"Hiiiiiii, Jack," Bathin said into the phone, smiling. "It's Drucie."
She explained that the families were hungry. "Do you have any Santa Claus that want to give away the food?" she asked. A member of one of the families, a single mother of three who'd recently returned from a seasonal job picking apples in Delta to find that her food stamps had expired, was sitting in her office. "She is not naughty," Bathin added.

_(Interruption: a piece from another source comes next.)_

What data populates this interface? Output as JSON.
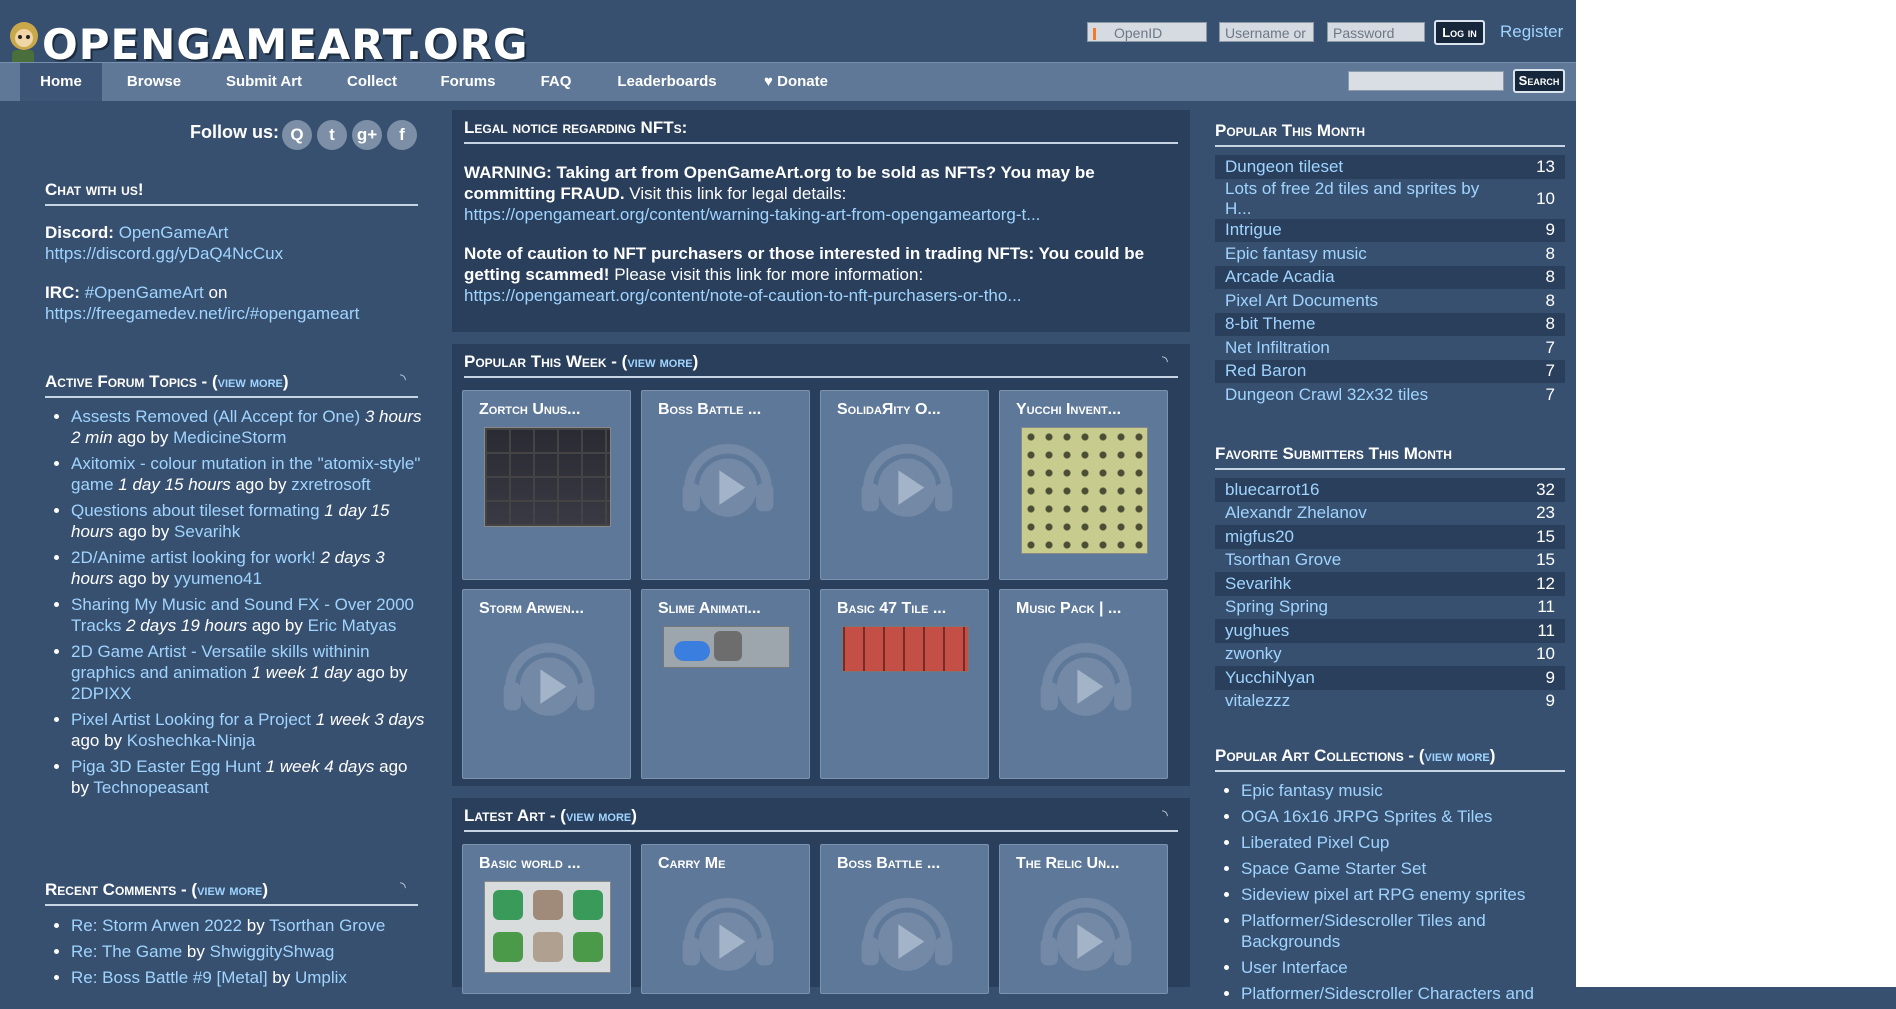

Johnson's organization had a spare $300, and he drove to Denver pledging to donate up to $100 to each family. A few hours later, Johnson, Bathin, Hae and members of all three families were at King Soopers. As the two mothers and one father piled oranges, potatoes, jumbo crates of eggs and huge sides of pork into their carts, Johnson added the prices on his cell phone's calculator. Bathin translated the amounts, doing the math so the families would know how much more they could spend. It was a big to-do for a simple shopping trip, but something Johnson would be unable to do on his own.
In the checkout line, an overwhelmed cashier held up a plastic produce bag. "These are organic cucumbers," he said to Johnson. "Is that okay?"
"It's okay for now," Johnson said. "Next time," he told Bathin, "get regular cucumbers."
"They don't know the difference," she said. "I will have to teach them."
For now, at least, it's what she does best.